Jimmy's walks took him past neighboring homes often. Several neighbors stopped by to recall the boy.
"One of our neighbors told us that she was trying to get a box out of her trunk once," Darlene said. "It was heavy and she was having trouble. Jimmy was walking by and stopped and asked if he could help. He brought it inside for her."
While he walked to think, Jimmy did other things for fun. At the top of his list was paintball.
"He lived for paintball," his mother said. "He was a real fanatic. He used to referee at Play to Win in Fayetteville. He was great out there."
In this position, Jimmy's caring personality showed again.
"At his funeral, one of his friends came up to me and told me that once a boy in a wheelchair came (to Play to Win)," Darlene said. "He had cerebral palsy. He wanted to play, to feel what it was like. Jimmy took him all around the course and showed him everything and let him shoot the gun."
Like many other boys his age, Jimmy also enjoyed video games, Jim Carrey movies, the street magic of Criss Angel and comedian Ron White. Schoolwork wasn't his favorite, but he had promised his mother he would graduate this year. However, unlike some of his peers, Jimmy never drank or used drugs.
"He was just not that kind of kid," Darlene said. "He had no piercings, no tattoos, he didn't drink or smoke. He'd go to parties where they would be drinking, but it wasn't a problem. He just wasn't interested in it."
It was because of Jimmy that Darlene quit smoking a year ago.

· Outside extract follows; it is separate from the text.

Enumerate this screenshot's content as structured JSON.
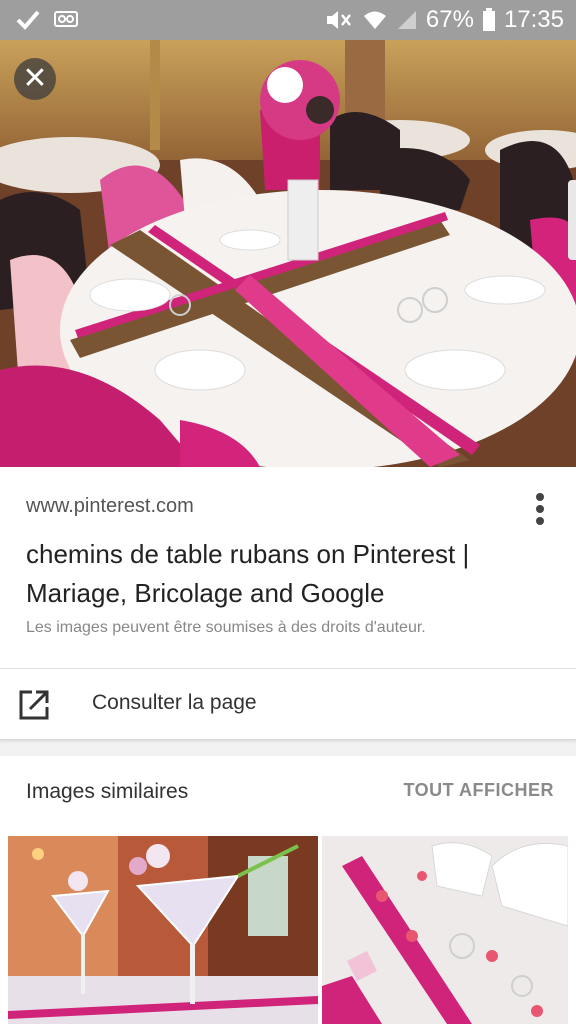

"He didn't like being around cigarette smoke," she said. "He made me quit." She looked at the pack of cigarettes sitting in front of her on the table. "I started again the day he died. Everyone said, no, he'd be so mad at you. But I was pretty mad at him right then I'm going to try to quit again."